Léna is also a Regional Manager for Writopia Lab whose mission is to foster joy, literacy, and critical thinking in kids and teens from all backgrounds through creative writing.
"Well, the question is, what do you want to believe? Do you want to live in a world where things are possible, or in one where they aren't?" Cin, Edges.
Monday, April 26, 2010
Why Kids Like Dark . . .
. . . and their parents don't. In terms of imagination and creativity that is. I will not even break the surface of this topic here, but as both a parent and a teacher, my thinking has evolved over the years.
"Why do kids like dark? Because it's cool!" My ten-year-old said. Duh, mom. (And I am the mom who let him watch the Spiderman movie for the first time only recently.)
If I have a violent dream, does that necessarily mean that I'm violent?
Is Stephen King a twisted criminal, just because he writes horror? Are we for reading it?
If I like stories about vampires, does that mean I want to be one? Or that I want to give my power away?
(I hope you're saying"no". Otherwise, stop reading. Or no, keep reading! Maybe I'll change your mind.)
I work with kids on their writing, and I have found that many kids aged 10 to 18 really love exploring dark topics and emotional complexity. Sometimes to their parents discomfort, and oh how I understand!
One of our Writopia interns, a bright sophomore at Beacon high school, put it to me this way: "If I explore writing about something really dark like suicide, it doesn't mean I want to commit suicide. It just means that I'm trying to wrap my head around something very confusing and I'm trying to make sense of it in my writing."

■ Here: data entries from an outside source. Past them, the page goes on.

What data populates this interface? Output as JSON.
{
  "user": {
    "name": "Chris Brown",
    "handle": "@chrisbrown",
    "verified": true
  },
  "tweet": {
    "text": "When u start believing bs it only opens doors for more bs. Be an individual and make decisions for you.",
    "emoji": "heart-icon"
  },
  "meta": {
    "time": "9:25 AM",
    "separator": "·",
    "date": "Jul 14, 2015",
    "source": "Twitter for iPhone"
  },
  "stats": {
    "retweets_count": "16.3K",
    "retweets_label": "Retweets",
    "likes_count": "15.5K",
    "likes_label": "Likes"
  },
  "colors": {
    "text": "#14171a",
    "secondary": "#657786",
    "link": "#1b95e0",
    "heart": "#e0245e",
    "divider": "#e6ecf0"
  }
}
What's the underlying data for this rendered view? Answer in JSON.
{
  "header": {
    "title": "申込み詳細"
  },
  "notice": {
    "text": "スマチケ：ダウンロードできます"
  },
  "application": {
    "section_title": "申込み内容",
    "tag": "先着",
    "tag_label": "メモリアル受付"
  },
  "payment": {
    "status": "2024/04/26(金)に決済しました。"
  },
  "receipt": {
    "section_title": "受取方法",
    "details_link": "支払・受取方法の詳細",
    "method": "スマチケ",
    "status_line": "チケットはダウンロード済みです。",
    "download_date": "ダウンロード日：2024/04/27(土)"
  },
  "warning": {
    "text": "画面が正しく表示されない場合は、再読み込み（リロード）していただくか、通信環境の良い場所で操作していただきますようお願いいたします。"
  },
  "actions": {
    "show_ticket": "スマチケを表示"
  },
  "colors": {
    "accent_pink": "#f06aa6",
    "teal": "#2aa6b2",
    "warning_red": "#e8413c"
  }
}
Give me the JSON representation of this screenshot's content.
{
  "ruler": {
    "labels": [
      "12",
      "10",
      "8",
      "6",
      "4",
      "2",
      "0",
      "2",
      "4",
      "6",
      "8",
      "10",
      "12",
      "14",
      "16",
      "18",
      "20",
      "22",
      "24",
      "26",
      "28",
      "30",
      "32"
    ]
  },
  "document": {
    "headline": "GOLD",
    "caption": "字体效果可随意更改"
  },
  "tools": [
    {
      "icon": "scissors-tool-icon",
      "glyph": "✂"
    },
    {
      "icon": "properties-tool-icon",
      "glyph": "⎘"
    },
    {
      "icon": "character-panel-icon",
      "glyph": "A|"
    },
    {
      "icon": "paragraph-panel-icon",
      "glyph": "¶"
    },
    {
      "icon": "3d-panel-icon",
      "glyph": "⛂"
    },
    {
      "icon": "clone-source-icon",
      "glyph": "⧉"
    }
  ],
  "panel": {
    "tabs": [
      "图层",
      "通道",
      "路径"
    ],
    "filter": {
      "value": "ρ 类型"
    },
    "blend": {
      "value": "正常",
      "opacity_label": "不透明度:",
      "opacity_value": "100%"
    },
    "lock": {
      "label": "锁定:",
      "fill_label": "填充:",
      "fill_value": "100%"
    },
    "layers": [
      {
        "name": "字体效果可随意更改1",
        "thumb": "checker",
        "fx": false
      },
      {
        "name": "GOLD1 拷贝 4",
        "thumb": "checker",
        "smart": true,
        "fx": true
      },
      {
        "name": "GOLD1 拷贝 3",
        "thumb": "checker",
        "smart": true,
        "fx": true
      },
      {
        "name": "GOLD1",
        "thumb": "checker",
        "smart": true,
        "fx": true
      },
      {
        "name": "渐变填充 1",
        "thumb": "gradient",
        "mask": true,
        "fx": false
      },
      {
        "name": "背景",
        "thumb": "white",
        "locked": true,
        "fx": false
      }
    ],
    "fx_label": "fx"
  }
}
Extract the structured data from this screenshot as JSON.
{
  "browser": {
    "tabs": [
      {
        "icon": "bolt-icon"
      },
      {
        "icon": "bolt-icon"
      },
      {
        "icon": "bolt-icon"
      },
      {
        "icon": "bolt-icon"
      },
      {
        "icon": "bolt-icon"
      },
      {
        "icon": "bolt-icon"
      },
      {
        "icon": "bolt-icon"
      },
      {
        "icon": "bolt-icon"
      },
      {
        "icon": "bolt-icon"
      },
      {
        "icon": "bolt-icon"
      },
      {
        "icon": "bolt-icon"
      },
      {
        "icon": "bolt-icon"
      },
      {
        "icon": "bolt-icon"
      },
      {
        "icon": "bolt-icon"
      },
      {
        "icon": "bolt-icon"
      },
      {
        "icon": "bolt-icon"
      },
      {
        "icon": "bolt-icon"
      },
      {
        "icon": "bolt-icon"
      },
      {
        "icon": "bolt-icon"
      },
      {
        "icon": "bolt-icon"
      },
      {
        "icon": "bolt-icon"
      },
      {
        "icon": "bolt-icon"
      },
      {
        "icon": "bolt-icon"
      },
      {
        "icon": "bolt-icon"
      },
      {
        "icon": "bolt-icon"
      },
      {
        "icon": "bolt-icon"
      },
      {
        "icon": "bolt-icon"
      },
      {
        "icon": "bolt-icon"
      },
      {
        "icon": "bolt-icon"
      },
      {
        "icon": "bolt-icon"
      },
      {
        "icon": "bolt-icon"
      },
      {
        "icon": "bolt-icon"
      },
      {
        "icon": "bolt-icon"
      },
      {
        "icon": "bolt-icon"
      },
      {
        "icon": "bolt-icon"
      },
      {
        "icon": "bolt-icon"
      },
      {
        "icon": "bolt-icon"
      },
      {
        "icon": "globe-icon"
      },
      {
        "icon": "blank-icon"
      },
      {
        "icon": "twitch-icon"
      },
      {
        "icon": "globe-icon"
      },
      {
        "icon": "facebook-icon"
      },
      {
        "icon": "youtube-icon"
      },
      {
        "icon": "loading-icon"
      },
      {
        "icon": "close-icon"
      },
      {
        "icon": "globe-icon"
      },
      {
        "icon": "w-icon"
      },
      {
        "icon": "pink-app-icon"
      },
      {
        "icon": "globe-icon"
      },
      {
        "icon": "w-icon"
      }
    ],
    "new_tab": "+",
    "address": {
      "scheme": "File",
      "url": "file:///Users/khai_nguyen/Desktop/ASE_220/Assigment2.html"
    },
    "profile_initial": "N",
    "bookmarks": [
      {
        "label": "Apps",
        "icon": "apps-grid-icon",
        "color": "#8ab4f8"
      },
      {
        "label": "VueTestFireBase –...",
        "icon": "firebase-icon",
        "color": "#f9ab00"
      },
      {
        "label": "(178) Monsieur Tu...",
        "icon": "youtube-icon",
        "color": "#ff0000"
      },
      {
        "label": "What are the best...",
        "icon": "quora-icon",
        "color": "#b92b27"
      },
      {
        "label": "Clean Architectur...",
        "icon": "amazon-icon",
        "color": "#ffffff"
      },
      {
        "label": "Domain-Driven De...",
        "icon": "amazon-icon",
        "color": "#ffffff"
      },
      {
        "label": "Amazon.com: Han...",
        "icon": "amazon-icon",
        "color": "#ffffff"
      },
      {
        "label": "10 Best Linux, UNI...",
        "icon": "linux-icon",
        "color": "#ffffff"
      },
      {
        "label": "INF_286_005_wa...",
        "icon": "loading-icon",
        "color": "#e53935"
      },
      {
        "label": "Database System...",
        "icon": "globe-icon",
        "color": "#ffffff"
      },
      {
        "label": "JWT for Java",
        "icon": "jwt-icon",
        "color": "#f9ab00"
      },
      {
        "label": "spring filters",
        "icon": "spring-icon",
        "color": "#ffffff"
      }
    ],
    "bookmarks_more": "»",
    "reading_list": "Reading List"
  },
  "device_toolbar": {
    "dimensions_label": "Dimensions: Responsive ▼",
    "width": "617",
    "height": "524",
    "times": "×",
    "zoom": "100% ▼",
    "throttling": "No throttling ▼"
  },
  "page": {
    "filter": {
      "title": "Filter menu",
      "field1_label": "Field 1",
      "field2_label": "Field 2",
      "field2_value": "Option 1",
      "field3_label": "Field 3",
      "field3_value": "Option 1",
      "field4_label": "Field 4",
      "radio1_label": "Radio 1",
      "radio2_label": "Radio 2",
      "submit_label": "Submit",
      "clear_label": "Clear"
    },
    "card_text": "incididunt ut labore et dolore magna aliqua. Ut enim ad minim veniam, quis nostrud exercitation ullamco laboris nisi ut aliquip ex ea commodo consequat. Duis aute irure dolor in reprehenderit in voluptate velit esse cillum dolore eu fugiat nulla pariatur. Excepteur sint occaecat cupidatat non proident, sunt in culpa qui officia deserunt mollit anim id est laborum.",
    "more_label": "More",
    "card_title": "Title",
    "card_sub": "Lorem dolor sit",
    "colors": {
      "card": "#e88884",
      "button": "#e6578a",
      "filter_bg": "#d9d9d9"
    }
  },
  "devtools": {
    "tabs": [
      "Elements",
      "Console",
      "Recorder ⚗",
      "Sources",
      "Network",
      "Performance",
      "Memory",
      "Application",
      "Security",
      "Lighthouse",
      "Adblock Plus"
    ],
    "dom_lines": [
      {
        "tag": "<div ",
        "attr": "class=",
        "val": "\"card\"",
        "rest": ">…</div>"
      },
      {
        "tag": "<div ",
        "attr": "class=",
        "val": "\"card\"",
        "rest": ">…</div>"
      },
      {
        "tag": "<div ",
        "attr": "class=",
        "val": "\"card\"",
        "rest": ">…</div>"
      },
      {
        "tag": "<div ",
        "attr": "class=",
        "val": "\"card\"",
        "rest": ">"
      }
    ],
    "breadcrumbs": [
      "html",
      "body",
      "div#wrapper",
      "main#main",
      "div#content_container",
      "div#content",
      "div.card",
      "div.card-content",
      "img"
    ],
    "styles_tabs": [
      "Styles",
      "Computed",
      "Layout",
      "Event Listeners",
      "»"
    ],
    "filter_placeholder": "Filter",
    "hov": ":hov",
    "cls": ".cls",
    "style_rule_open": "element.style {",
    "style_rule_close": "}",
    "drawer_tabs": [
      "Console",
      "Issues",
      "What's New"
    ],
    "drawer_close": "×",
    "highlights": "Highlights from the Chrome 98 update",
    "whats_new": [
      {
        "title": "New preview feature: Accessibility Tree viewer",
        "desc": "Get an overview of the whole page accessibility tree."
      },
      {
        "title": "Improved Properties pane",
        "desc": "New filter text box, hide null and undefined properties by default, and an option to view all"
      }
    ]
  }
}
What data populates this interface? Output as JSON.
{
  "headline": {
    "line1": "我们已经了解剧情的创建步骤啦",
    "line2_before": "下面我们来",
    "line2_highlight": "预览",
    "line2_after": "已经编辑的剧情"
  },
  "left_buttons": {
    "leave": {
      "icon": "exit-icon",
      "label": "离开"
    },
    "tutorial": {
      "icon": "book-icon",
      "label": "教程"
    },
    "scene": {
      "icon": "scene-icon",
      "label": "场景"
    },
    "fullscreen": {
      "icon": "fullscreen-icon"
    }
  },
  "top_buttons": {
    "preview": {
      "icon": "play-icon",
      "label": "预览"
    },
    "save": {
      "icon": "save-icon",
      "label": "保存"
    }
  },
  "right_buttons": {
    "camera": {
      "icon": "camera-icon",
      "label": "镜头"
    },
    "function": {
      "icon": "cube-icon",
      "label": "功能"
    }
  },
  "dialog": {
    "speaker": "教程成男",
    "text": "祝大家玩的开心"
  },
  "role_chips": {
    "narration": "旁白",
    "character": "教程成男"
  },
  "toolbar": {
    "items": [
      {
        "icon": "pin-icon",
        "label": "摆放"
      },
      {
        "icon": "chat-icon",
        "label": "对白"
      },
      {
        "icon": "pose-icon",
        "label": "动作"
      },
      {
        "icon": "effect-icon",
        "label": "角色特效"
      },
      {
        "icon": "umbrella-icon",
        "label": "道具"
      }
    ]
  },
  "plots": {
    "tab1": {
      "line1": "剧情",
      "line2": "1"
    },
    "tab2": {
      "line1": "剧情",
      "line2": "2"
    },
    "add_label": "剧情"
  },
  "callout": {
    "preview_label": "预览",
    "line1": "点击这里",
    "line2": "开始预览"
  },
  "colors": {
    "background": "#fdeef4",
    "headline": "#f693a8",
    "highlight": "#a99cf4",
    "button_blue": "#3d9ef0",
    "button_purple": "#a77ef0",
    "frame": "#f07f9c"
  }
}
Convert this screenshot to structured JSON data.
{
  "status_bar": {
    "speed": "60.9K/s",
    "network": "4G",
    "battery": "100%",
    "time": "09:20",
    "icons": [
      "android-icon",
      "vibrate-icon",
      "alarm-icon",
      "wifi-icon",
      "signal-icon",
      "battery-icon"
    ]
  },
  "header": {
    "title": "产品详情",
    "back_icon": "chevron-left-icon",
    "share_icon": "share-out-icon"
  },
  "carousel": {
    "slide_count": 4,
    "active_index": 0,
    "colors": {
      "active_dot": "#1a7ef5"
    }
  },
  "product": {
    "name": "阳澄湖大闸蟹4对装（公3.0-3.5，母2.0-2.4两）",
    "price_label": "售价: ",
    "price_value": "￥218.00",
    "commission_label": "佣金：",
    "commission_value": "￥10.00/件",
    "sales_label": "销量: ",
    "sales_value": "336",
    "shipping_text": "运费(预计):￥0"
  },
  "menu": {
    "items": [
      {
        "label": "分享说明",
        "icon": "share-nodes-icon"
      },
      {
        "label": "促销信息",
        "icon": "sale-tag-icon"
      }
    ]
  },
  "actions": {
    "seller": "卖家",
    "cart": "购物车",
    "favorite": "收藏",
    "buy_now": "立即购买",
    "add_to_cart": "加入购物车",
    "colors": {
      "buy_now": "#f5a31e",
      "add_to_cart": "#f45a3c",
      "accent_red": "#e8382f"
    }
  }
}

But give a piece with those issues to a parent and their response might be one of alarm. Meg, my mentee, also had some interesting things to say on this topic. "Parents live in the real world - when you have a kid, you become hyper conscious of everything that could go wrong. Kids aren't in the real world as much." Kids are more able to live in their imagination, but have to learn to harness it, and writing is an excellent tool for something as wild and untamable as the creative mind.
Kids are exposed every where they turn in books, TV and movies to dark topics, and they are excited about this - they are excited to explore how they feel and think about the world. Two truisms about kids and writing collide:
1: Writing is a cathartic experience.
2: Kids love drama and conflict. They love to see how other people make mistakes and work things out. Or don't. "Darkness is the easiest path to drama," Meg said. "Things are less scary when you make up your own stories about it."
A piece of writing alone is not indicative of an emotional trouble, but we all need to be aware of the symptoms of depression. (Click on this website for more information: Keep Kids Healthy.) As a child who wrote and experienced depression herself, I am sensitive to this issue. Indeed, it set me on a path in my early 20's to become a drama therapist, wanting to better understand the nuances of my own psychology as well as a thirst to help others process things in a creative way, using narrative, whether it's through drama or writing, as a means of finding ourselves.